Of course, these apps legitimately need to connect to the Internet, they need to know if there is a new version of the app available, It needs to update some files/data from certain websites. There could also be the other side of the story, where there might be apps that want to connect back to their sites transferring the *data* on the mac, that is scary. Many might have heard of Firewalls, a Firewall is a protection Layers that keep the outsiders out, so it will prevent the possibility of someone getting into the network. What do you do when you have an insider into your network, that sends data out. Firewalls cannot do much for this issue, they are the front line soldiers that work on intruders from outside.
Little Snitch is a wonderful utility that works on this gap, the inside intruders, and hence it is called Little Snitch, it snitches on all apps running.
Little Snitch is an engine that loads up with at startup and then the other part the Rules Editor sets up the rules of which apps are allowed and their privileges.
The rules can be set to accept or reject. This is the most common outcomes, when a window pops up in the middle of that moment totally engrossed in work, the common reaction is to click without reading what the popup states. If a rules is set up wrongly, the rules can be edited via the Rules Editor.
As a developer I was aware that practically every software dials home to check for updates, I just added a quick version check in one of my apps and it showed up immediately for permission, I could simulate what would happen if I did not have a network connection. So the uses of Little Snitch are how it can be used. The scenarios are unlimited.
Generally users would be contended with what app is trying to connect to what website. This does not do packet sniffing and low level packet capture, if the requirements are to peek into the packets, then Little Snitch is not the tool.
There are also the *underground* uses for Little Snitch, for those that do not follow us or participate in our giveaways to get legal licensed software from the developers/manufacturers and use those that are generally found from the back of a truck and serial numbers scrawled on the bathroom walls can use Little Snitch from communicating on the network. We condone the illegal use of any software or Piracy. We are just trying to enumerate the use of Little Snitch and the scenarios it can be used in.
If the Mac does get infected with Trojans and viruses, Little Snitch will not clean the virus or prevent it from infecting other files or apps, but it will definitely stop them from spreading your data around or providing a backdoor to hackers and the likes. Another word of caution, it is as intelligent as the rules set on the system.

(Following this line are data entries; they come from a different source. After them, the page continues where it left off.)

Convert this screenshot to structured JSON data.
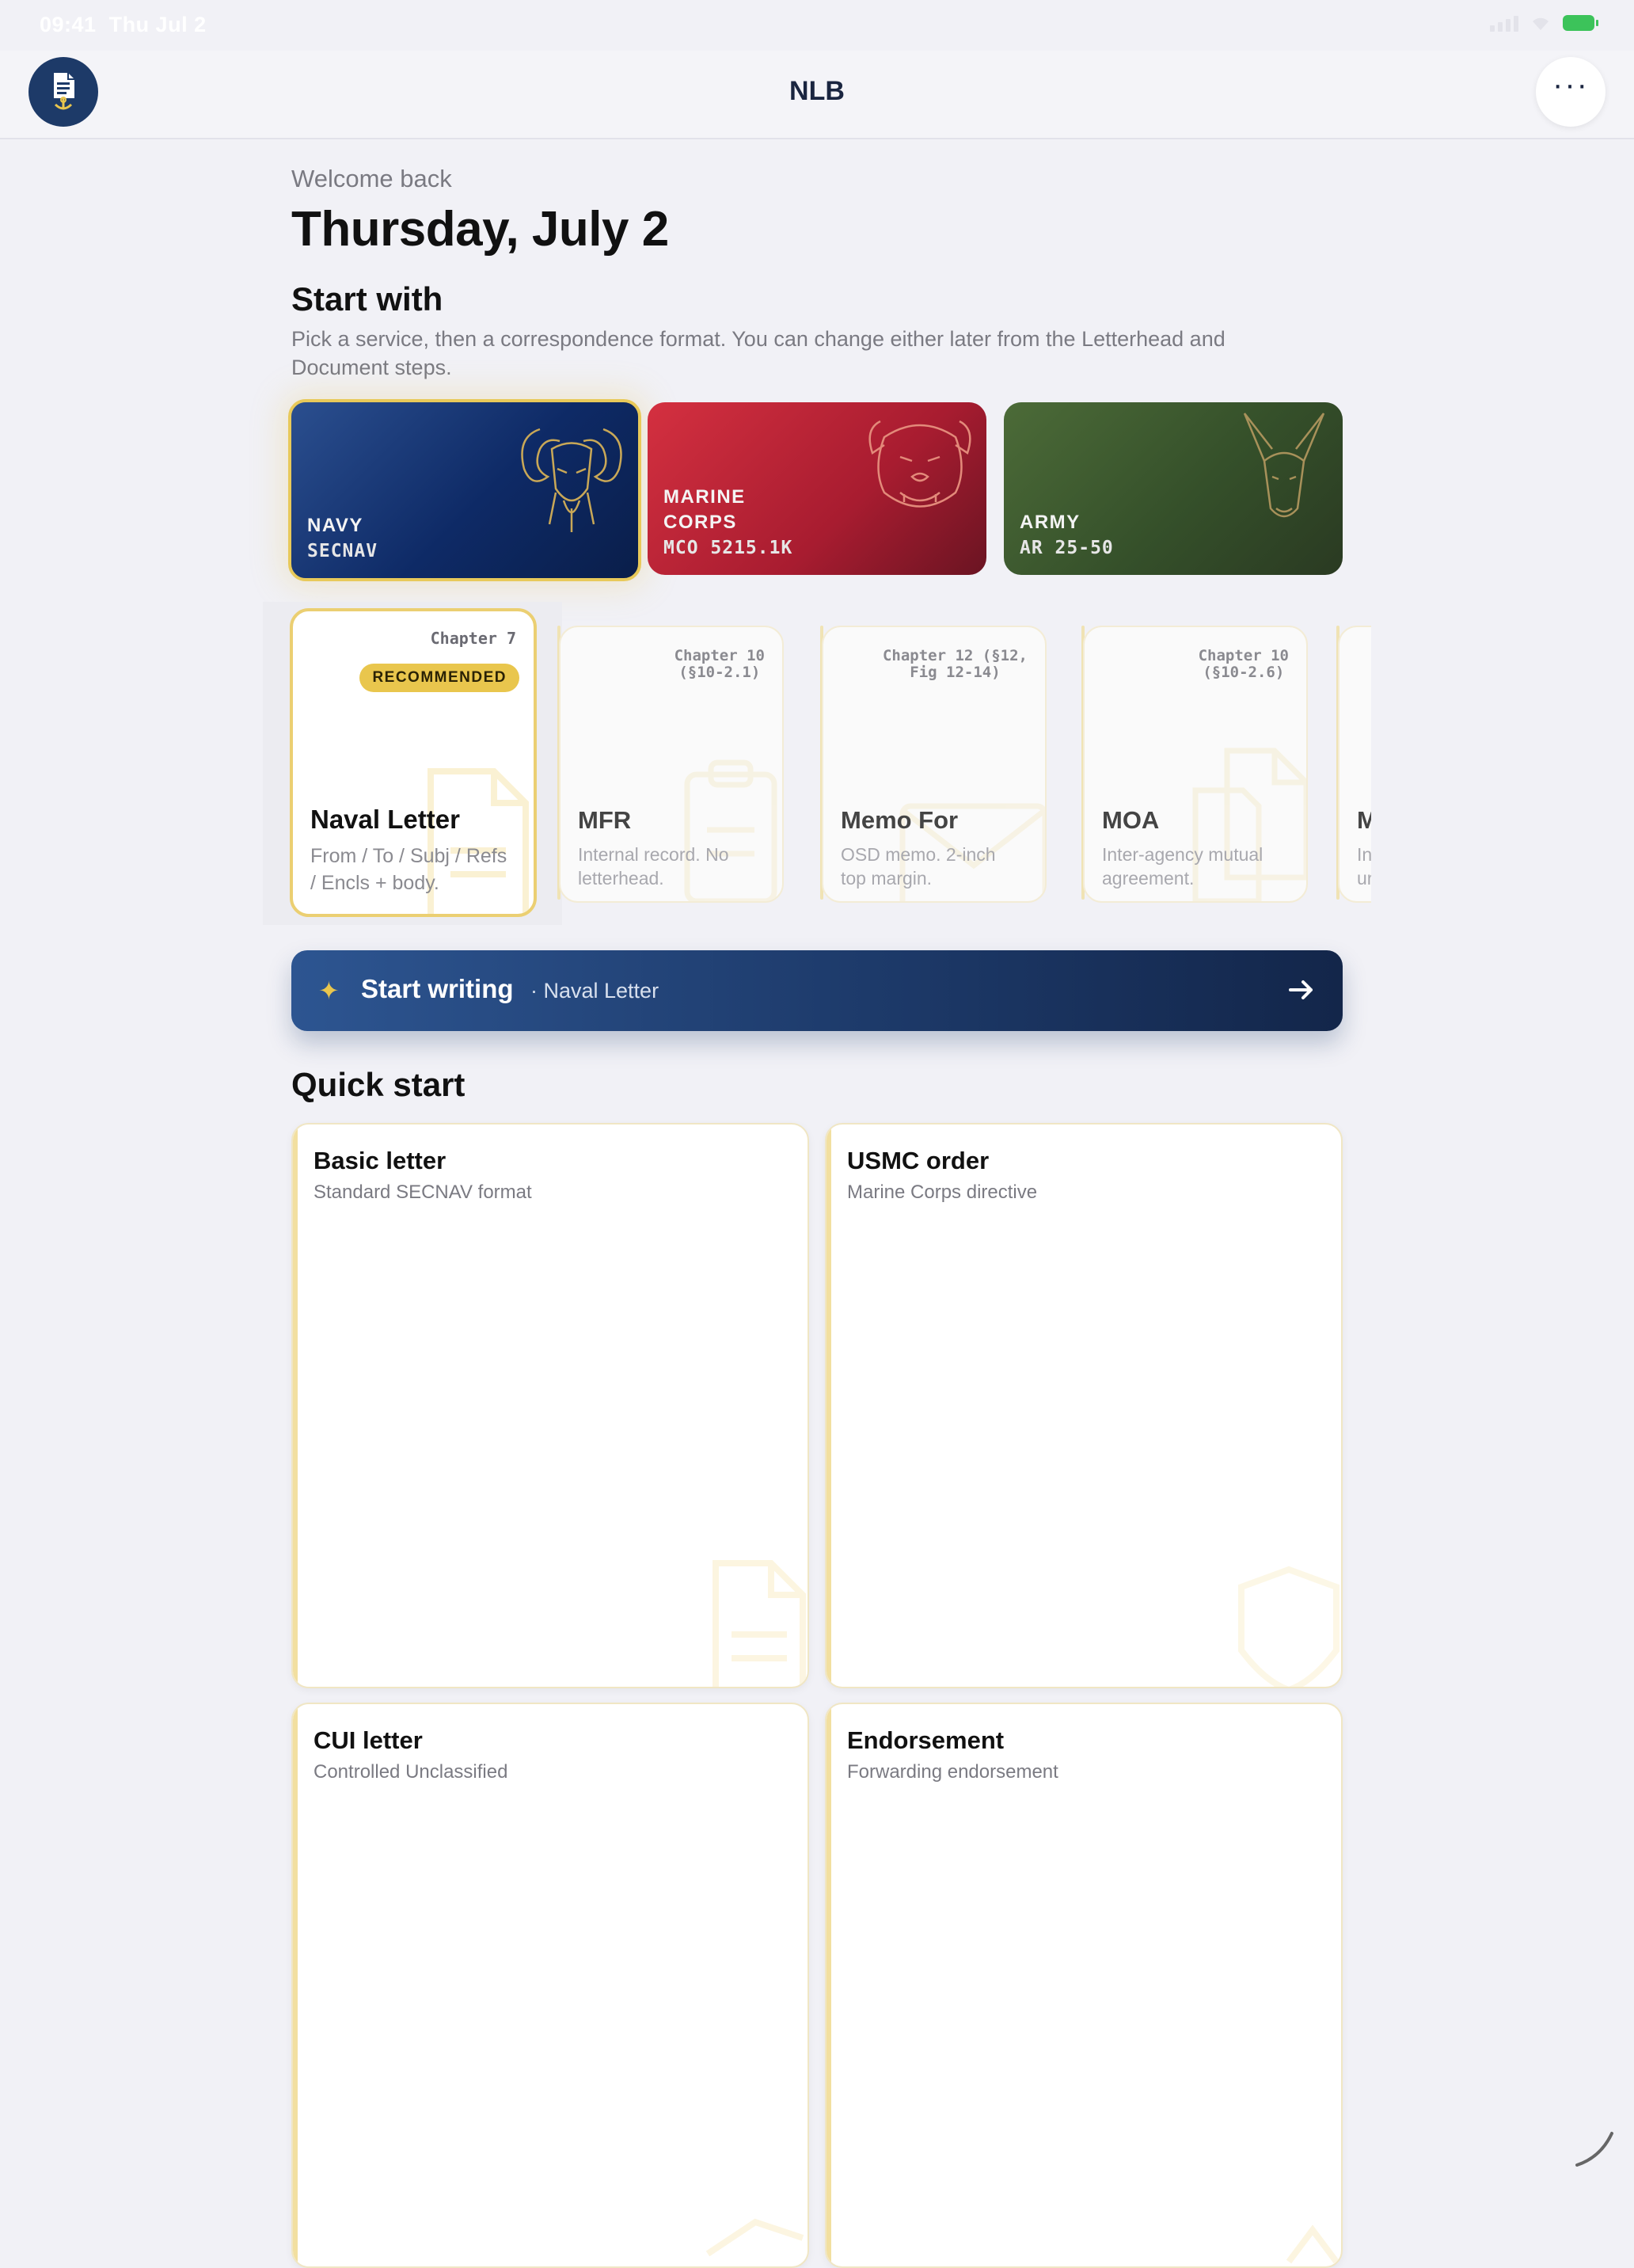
{
  "status_bar": {
    "time": "09:41",
    "date": "Thu Jul 2"
  },
  "nav": {
    "title": "NLB",
    "logo_icon": "anchor-document-icon",
    "menu_icon": "more-icon"
  },
  "header": {
    "welcome": "Welcome back",
    "date": "Thursday, July 2"
  },
  "start_with": {
    "title": "Start with",
    "subtitle": "Pick a service, then a correspondence format. You can change either later from the Letterhead and Document steps."
  },
  "services": [
    {
      "name": "NAVY",
      "code": "SECNAV",
      "selected": true,
      "mascot": "ram-icon"
    },
    {
      "name": "MARINE\nCORPS",
      "code": "MCO 5215.1K",
      "selected": false,
      "mascot": "bulldog-icon"
    },
    {
      "name": "ARMY",
      "code": "AR 25-50",
      "selected": false,
      "mascot": "mule-icon"
    }
  ],
  "formats": [
    {
      "chapter": "Chapter 7",
      "badge": "RECOMMENDED",
      "name": "Naval Letter",
      "desc": "From / To / Subj / Refs / Encls + body.",
      "selected": true
    },
    {
      "chapter": "Chapter 10\n(§10-2.1)",
      "name": "MFR",
      "desc": "Internal record. No letterhead."
    },
    {
      "chapter": "Chapter 12 (§12,\nFig 12-14)",
      "name": "Memo For",
      "desc": "OSD memo. 2-inch top margin."
    },
    {
      "chapter": "Chapter 10\n(§10-2.6)",
      "name": "MOA",
      "desc": "Inter-agency mutual agreement."
    },
    {
      "chapter": "",
      "name": "M",
      "desc": "In\nur"
    }
  ],
  "cta": {
    "label": "Start writing",
    "context": "· Naval Letter",
    "icon": "sparkle-icon",
    "arrow_icon": "arrow-right-icon"
  },
  "quick_start": {
    "title": "Quick start",
    "items": [
      {
        "title": "Basic letter",
        "subtitle": "Standard SECNAV format"
      },
      {
        "title": "USMC order",
        "subtitle": "Marine Corps directive"
      },
      {
        "title": "CUI letter",
        "subtitle": "Controlled Unclassified"
      },
      {
        "title": "Endorsement",
        "subtitle": "Forwarding endorsement"
      }
    ]
  },
  "colors": {
    "accent_gold": "#e9c64d",
    "navy": "#0e2a66",
    "marine": "#a81c30",
    "army": "#35502a"
  }
}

If a particular backdoor is allowed and granted access, then of course there is very little that Little Snitch can do.
Software : Little Snitch
Version : 2.0
Publisher : Objective Development
Website : http://www.obdev.at/products/littlesnitch/index.html
Platform : Mac OS X (10.4.x or higher)
Demo : Unlimited days but stops after 3 hours of usage and can be restarted
Price : $29.95
And we have a copy of Little Snitch for one lucky winner, all you need to do
1. Follow @whatsin4me
2. Retweet the message "Read reviewme.oz-apps.com, follow @whatsin4me and RT this msg. You might win a copy of #LittleSnitch from #ObDev.at"